[Stored dataset items]
┌──
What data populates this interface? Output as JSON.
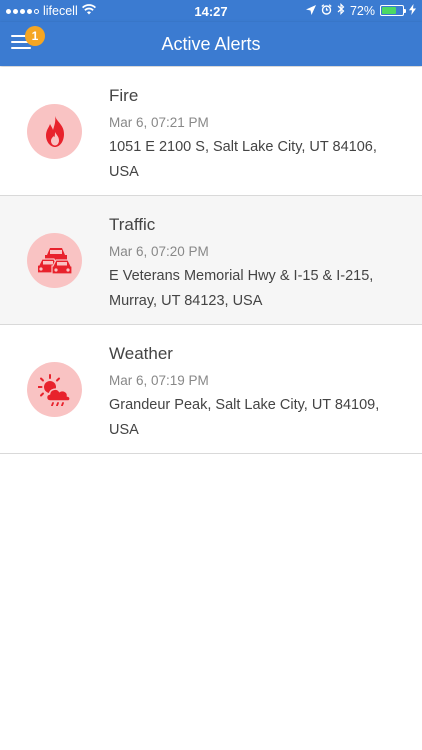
{
  "status_bar": {
    "carrier": "lifecell",
    "time": "14:27",
    "battery": "72%",
    "battery_level": 0.72,
    "signal_bars": 4,
    "icons": [
      "signal-dots-icon",
      "wifi-icon",
      "location-arrow-icon",
      "alarm-icon",
      "bluetooth-icon",
      "battery-icon",
      "charging-icon"
    ]
  },
  "header": {
    "title": "Active Alerts",
    "notification_count": "1",
    "menu_icon": "hamburger-menu-icon"
  },
  "colors": {
    "header_bg": "#3b7bd1",
    "badge": "#f5a623",
    "icon_circle": "#f9c3c3",
    "icon_glyph": "#e8222c"
  },
  "alerts": [
    {
      "title": "Fire",
      "time": "Mar 6, 07:21 PM",
      "address": "1051 E 2100 S, Salt Lake City, UT 84106, USA",
      "icon": "fire-icon"
    },
    {
      "title": "Traffic",
      "time": "Mar 6, 07:20 PM",
      "address": "E Veterans Memorial Hwy & I-15 & I-215, Murray, UT 84123, USA",
      "icon": "traffic-cars-icon"
    },
    {
      "title": "Weather",
      "time": "Mar 6, 07:19 PM",
      "address": "Grandeur Peak, Salt Lake City, UT 84109, USA",
      "icon": "weather-sun-cloud-icon"
    }
  ]
}
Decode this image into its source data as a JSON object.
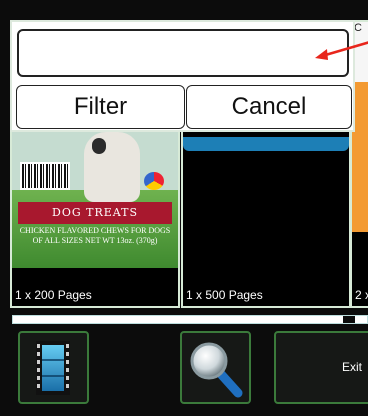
{
  "dialog": {
    "input_value": "",
    "filter_label": "Filter",
    "cancel_label": "Cancel"
  },
  "cards": [
    {
      "caption": "1 x 200 Pages",
      "ribbon": "DOG TREATS",
      "subtitle": "CHICKEN FLAVORED CHEWS FOR DOGS OF ALL SIZES NET WT 13oz. (370g)"
    },
    {
      "caption": "1 x 500 Pages"
    },
    {
      "caption": "2 x",
      "top_letter": "C"
    }
  ],
  "progress": {
    "fraction": 0.9
  },
  "toolbar": {
    "exit_label": "Exit"
  },
  "colors": {
    "toolbar_border": "#3b7a3b",
    "annotation_arrow": "#e8261c",
    "ribbon": "#a8182e",
    "blue_strip": "#1d7fb6"
  }
}
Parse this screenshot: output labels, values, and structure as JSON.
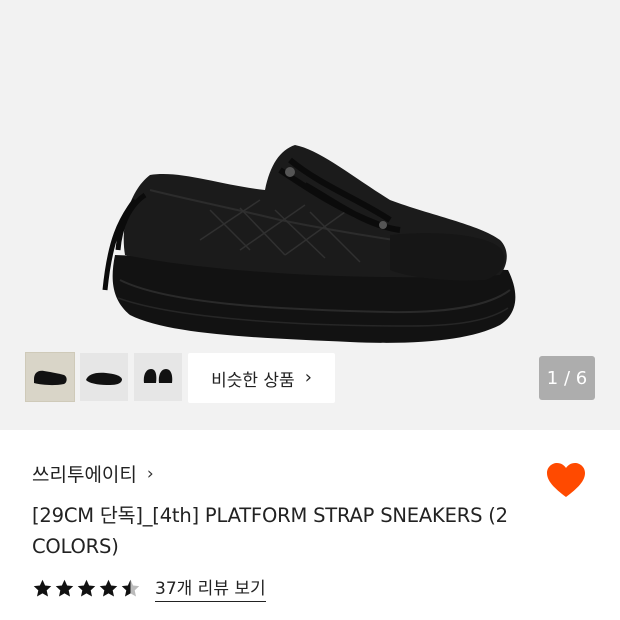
{
  "gallery": {
    "thumbnails": [
      {
        "icon": "shoe-side-thumbnail-icon",
        "active": true
      },
      {
        "icon": "shoe-angle-thumbnail-icon",
        "active": false
      },
      {
        "icon": "shoe-front-thumbnail-icon",
        "active": false
      }
    ],
    "similar_products_label": "비슷한 상품",
    "counter": "1 / 6"
  },
  "product": {
    "brand": "쓰리투에이티",
    "title": "[29CM 단독]_[4th] PLATFORM STRAP SNEAKERS (2 COLORS)",
    "rating": 4.5,
    "review_link": "37개 리뷰 보기",
    "wishlist_color": "#ff4a00"
  }
}
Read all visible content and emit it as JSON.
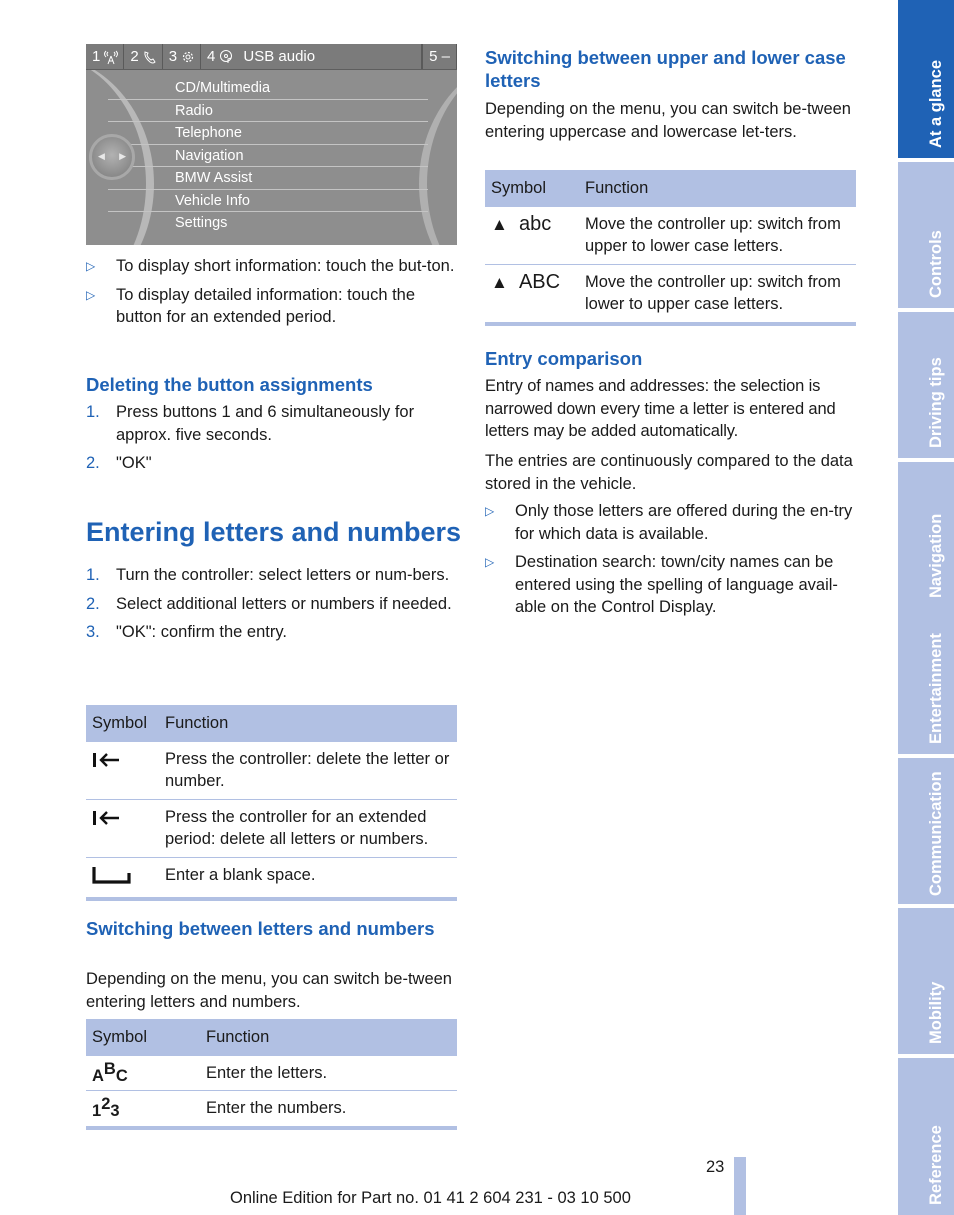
{
  "screen": {
    "topbar": [
      {
        "number": "1",
        "icon": "radio-waves-icon"
      },
      {
        "number": "2",
        "icon": "phone-icon"
      },
      {
        "number": "3",
        "icon": "settings-gear-icon"
      },
      {
        "number": "4",
        "icon": "music-disc-icon",
        "label": "USB audio"
      }
    ],
    "topbar_last": "5 –",
    "menu": [
      "CD/Multimedia",
      "Radio",
      "Telephone",
      "Navigation",
      "BMW Assist",
      "Vehicle Info",
      "Settings"
    ],
    "knob_left": "◀",
    "knob_right": "▶"
  },
  "left": {
    "intro_bullets": [
      "To display short information: touch the but-ton.",
      "To display detailed information: touch the button for an extended period."
    ],
    "deleting": {
      "heading": "Deleting the button assignments",
      "steps": [
        {
          "n": "1.",
          "text": "Press buttons 1 and 6 simultaneously for approx. five seconds."
        },
        {
          "n": "2.",
          "text": "\"OK\""
        }
      ]
    },
    "entering": {
      "heading": "Entering letters and numbers",
      "steps": [
        {
          "n": "1.",
          "text": "Turn the controller: select letters or num-bers."
        },
        {
          "n": "2.",
          "text": "Select additional letters or numbers if needed."
        },
        {
          "n": "3.",
          "text": "\"OK\": confirm the entry."
        }
      ],
      "table": {
        "headers": [
          "Symbol",
          "Function"
        ],
        "rows": [
          {
            "symbol": "delete-letter-icon",
            "function": "Press the controller: delete the letter or number."
          },
          {
            "symbol": "delete-all-icon",
            "function": "Press the controller for an extended period: delete all letters or numbers."
          },
          {
            "symbol": "blank-space-icon",
            "function": "Enter a blank space."
          }
        ]
      }
    },
    "switching_letters_numbers": {
      "heading": "Switching between letters and numbers",
      "body": "Depending on the menu, you can switch be-tween entering letters and numbers.",
      "table": {
        "headers": [
          "Symbol",
          "Function"
        ],
        "rows": [
          {
            "symbol_parts": [
              "A",
              "B",
              "C"
            ],
            "function": "Enter the letters."
          },
          {
            "symbol_parts": [
              "1",
              "2",
              "3"
            ],
            "function": "Enter the numbers."
          }
        ]
      }
    }
  },
  "right": {
    "switching_case": {
      "heading": "Switching between upper and lower case letters",
      "body": "Depending on the menu, you can switch be-tween entering uppercase and lowercase let-ters.",
      "table": {
        "headers": [
          "Symbol",
          "Function"
        ],
        "rows": [
          {
            "arrow": "▲",
            "label": "abc",
            "function": "Move the controller up: switch from upper to lower case letters."
          },
          {
            "arrow": "▲",
            "label": "ABC",
            "function": "Move the controller up: switch from lower to upper case letters."
          }
        ]
      }
    },
    "entry_comparison": {
      "heading": "Entry comparison",
      "para1": "Entry of names and addresses: the selection is narrowed down every time a letter is entered and letters may be added automatically.",
      "para2": "The entries are continuously compared to the data stored in the vehicle.",
      "bullets": [
        "Only those letters are offered during the en-try for which data is available.",
        "Destination search: town/city names can be entered using the spelling of language avail-able on the Control Display."
      ]
    }
  },
  "sidebar": {
    "tabs": [
      {
        "label": "At a glance",
        "active": true
      },
      {
        "label": "Controls",
        "active": false
      },
      {
        "label": "Driving tips",
        "active": false
      },
      {
        "label": "Navigation",
        "active": false
      },
      {
        "label": "Entertainment",
        "active": false
      },
      {
        "label": "Communication",
        "active": false
      },
      {
        "label": "Mobility",
        "active": false
      },
      {
        "label": "Reference",
        "active": false
      }
    ]
  },
  "footer": {
    "page_number": "23",
    "edition": "Online Edition for Part no. 01 41 2 604 231 - 03 10 500"
  },
  "colors": {
    "accent": "#1f62b5",
    "table_tint": "#b1c0e3"
  }
}
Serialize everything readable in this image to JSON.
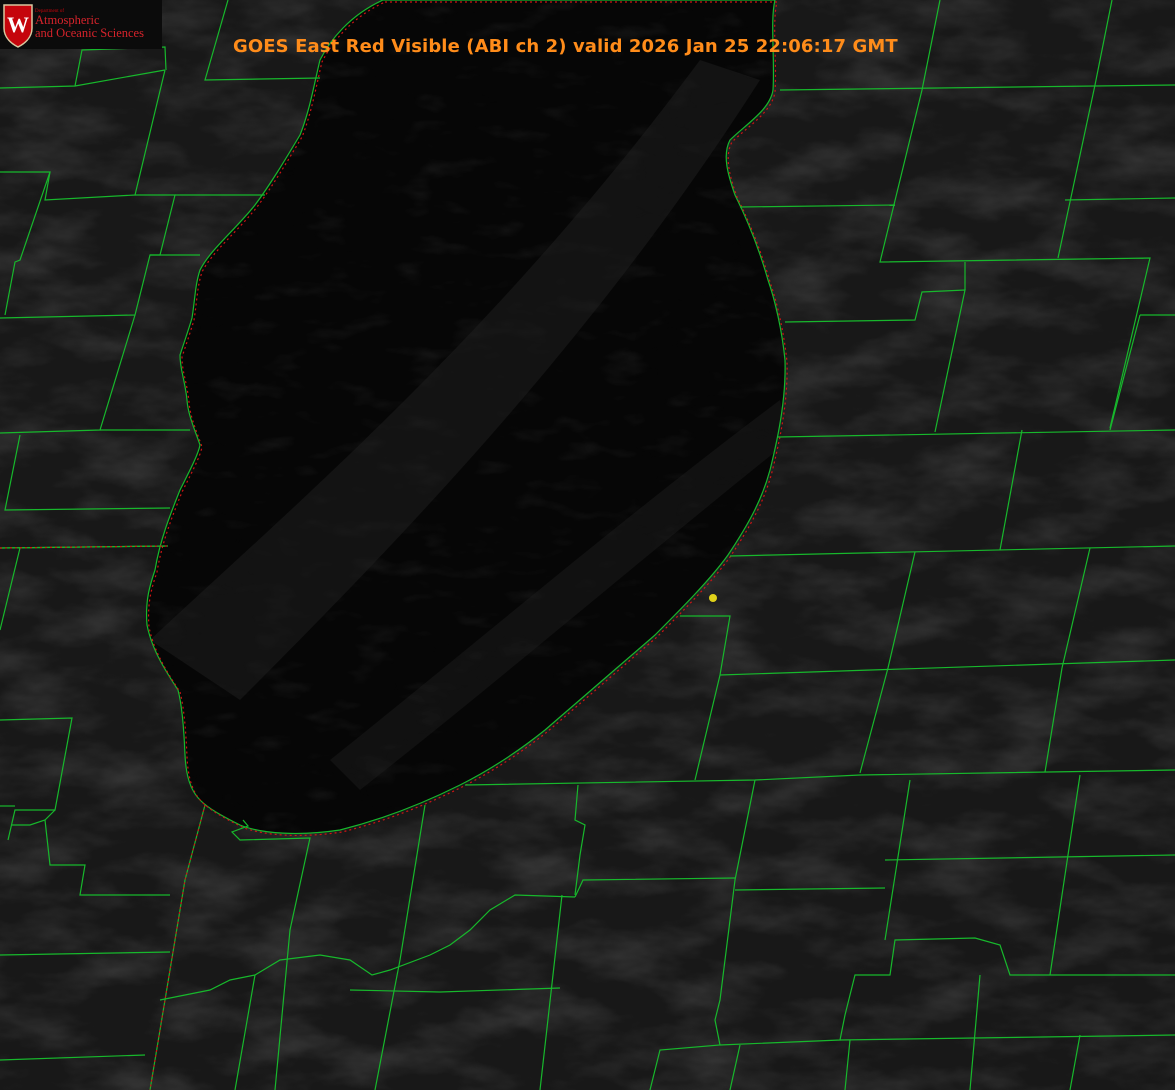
{
  "product": {
    "title": "GOES East Red Visible (ABI ch 2) valid 2026 Jan 25 22:06:17 GMT"
  },
  "logo": {
    "department": "Department of",
    "line1": "Atmospheric",
    "line2": "and Oceanic Sciences",
    "seal_letter": "W"
  },
  "colors": {
    "background": "#1a1a1a",
    "lake": "#050505",
    "county_lines": "#17b82c",
    "state_line": "#d01414",
    "title_text": "#ff8c1a",
    "marker": "#e0d21a",
    "logo_red": "#c5050c"
  },
  "map_features": [
    "lake-michigan",
    "county-boundaries",
    "state-boundaries",
    "station-marker"
  ]
}
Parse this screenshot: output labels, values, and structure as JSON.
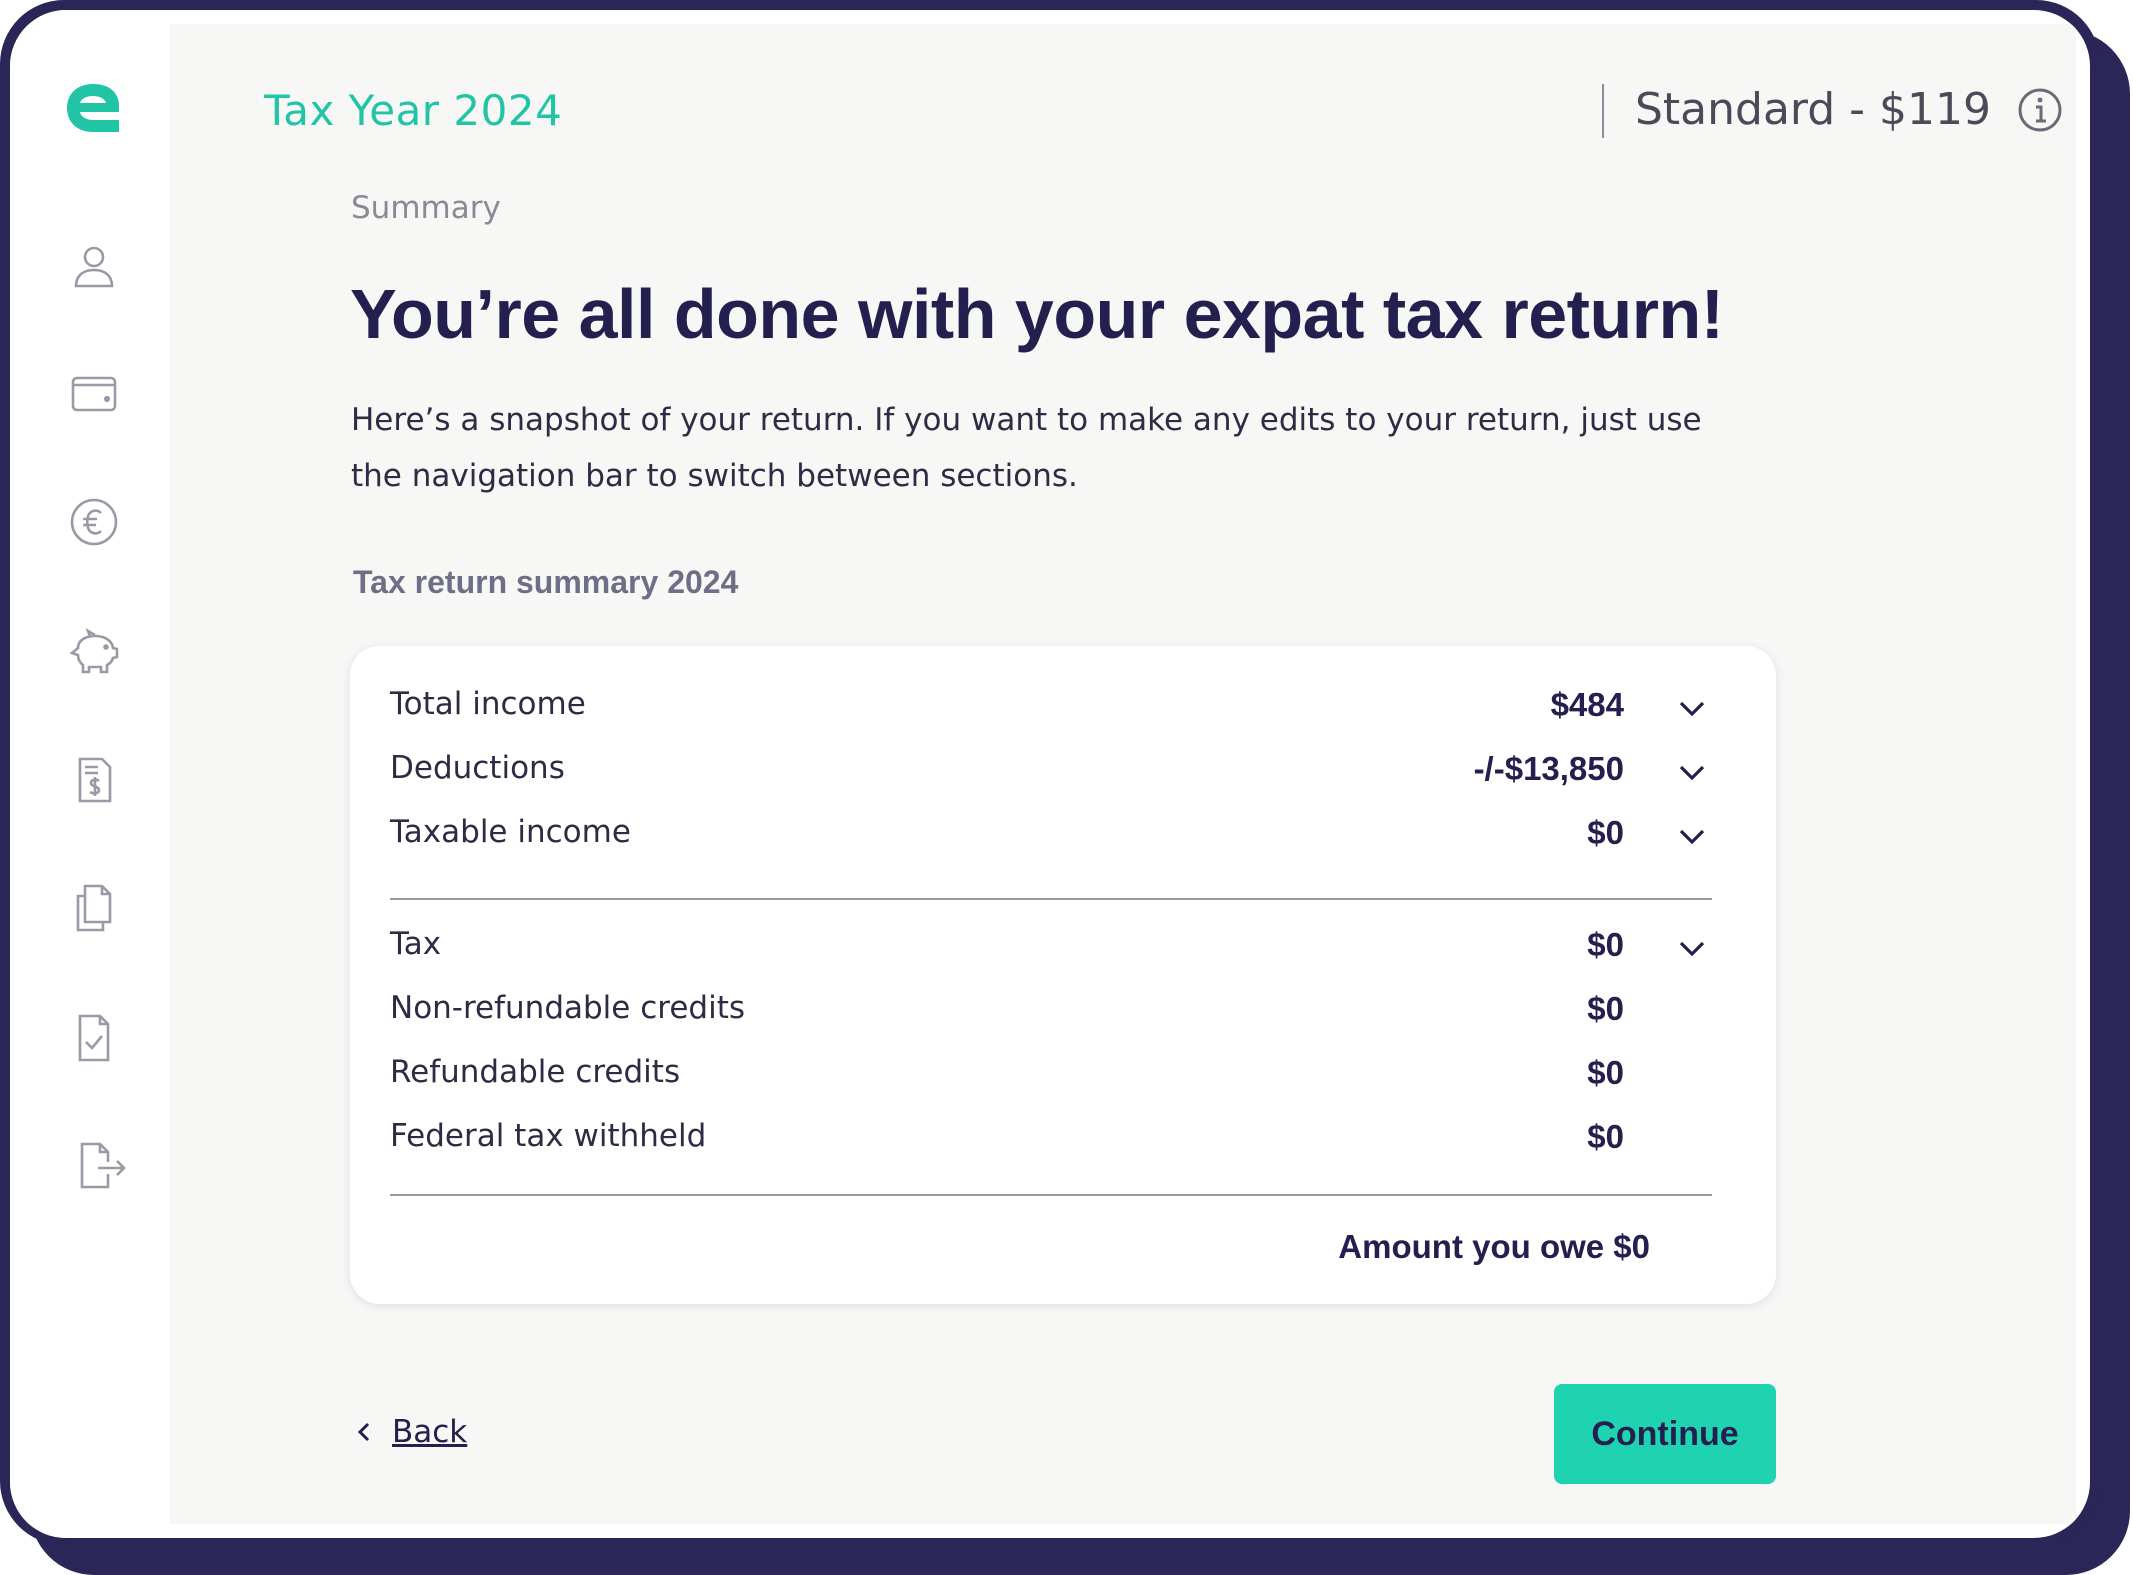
{
  "header": {
    "tax_year": "Tax Year 2024",
    "plan": "Standard - $119"
  },
  "sidebar": {
    "items": [
      {
        "icon": "user-icon"
      },
      {
        "icon": "wallet-icon"
      },
      {
        "icon": "euro-icon"
      },
      {
        "icon": "piggy-bank-icon"
      },
      {
        "icon": "receipt-icon"
      },
      {
        "icon": "documents-icon"
      },
      {
        "icon": "checklist-icon"
      },
      {
        "icon": "export-icon"
      }
    ]
  },
  "main": {
    "breadcrumb": "Summary",
    "headline": "You’re all done with your expat tax return!",
    "lead": "Here’s a snapshot of your return. If you want to make any edits to your return, just use the navigation bar to switch between sections.",
    "summary_title": "Tax return summary 2024"
  },
  "summary": {
    "rows": [
      {
        "label": "Total income",
        "value": "$484",
        "expandable": true
      },
      {
        "label": "Deductions",
        "value": "-/-$13,850",
        "expandable": true
      },
      {
        "label": "Taxable income",
        "value": "$0",
        "expandable": true
      },
      {
        "label": "Tax",
        "value": "$0",
        "expandable": true
      },
      {
        "label": "Non-refundable credits",
        "value": "$0",
        "expandable": false
      },
      {
        "label": "Refundable credits",
        "value": "$0",
        "expandable": false
      },
      {
        "label": "Federal tax withheld",
        "value": "$0",
        "expandable": false
      }
    ],
    "amount_owed": "Amount you owe $0"
  },
  "footer": {
    "back_label": "Back",
    "continue_label": "Continue"
  },
  "colors": {
    "accent": "#1fd2b0",
    "brand_dark": "#2a2658",
    "heading": "#23204f"
  }
}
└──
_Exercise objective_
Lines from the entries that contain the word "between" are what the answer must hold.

_Solution for this exercise_
      "heading": "Switching between letters and numbers",
      "heading": "Switching between upper and lower case letters",
    "lead": "Here’s a snapshot of your return. If you want to make any edits to your return, just use the navigation bar to switch between sections.",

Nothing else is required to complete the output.